◆ AIM OF THE TASK ◆
Within this material, find every line where the string "LABORATORIO" appears, and copy it out.

++++

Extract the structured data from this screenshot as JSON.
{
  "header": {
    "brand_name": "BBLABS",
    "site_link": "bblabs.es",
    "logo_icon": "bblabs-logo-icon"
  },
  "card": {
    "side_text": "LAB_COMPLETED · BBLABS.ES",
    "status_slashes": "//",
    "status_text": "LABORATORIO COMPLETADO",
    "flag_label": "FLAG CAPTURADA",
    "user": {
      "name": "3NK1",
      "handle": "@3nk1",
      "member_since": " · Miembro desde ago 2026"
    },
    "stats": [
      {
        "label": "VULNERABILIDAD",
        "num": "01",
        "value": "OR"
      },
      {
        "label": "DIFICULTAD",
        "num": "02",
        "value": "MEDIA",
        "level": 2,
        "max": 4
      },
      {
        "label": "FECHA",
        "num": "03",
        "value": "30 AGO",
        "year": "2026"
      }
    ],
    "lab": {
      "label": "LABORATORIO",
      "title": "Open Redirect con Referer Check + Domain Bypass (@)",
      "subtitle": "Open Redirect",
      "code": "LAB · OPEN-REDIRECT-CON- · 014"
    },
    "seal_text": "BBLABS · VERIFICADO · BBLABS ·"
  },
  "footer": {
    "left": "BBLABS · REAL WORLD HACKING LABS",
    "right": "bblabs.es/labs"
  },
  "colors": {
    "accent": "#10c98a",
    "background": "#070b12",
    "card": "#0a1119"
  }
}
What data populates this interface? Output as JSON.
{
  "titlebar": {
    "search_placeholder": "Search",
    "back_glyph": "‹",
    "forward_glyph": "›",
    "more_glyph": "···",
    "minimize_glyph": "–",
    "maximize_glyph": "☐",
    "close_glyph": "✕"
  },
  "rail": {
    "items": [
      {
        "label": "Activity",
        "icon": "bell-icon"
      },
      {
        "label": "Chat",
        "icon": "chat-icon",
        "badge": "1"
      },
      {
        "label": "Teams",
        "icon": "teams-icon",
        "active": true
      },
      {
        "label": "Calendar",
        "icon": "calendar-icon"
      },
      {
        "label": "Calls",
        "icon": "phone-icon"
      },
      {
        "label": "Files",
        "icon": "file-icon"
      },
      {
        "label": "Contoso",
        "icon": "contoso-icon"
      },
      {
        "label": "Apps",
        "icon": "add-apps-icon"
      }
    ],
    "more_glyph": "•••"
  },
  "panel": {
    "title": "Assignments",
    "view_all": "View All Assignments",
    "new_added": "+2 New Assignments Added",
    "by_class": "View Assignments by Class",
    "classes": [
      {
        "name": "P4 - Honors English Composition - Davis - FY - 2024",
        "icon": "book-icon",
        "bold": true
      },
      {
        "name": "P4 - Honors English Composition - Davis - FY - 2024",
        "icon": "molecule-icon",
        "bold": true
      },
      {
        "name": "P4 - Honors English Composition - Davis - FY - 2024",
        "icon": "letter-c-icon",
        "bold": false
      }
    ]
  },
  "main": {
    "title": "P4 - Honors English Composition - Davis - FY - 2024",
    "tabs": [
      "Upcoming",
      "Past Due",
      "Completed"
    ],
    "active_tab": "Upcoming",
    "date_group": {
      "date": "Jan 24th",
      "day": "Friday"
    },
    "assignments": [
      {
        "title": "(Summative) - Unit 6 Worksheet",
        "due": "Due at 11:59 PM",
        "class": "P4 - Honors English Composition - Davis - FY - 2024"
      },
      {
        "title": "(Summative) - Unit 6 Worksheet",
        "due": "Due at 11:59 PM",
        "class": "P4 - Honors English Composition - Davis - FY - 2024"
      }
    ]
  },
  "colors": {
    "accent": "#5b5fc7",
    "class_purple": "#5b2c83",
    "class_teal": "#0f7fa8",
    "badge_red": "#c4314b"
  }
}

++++

◆ TASK ANSWER ◆
    "status_text": "LABORATORIO COMPLETADO",
      "label": "LABORATORIO",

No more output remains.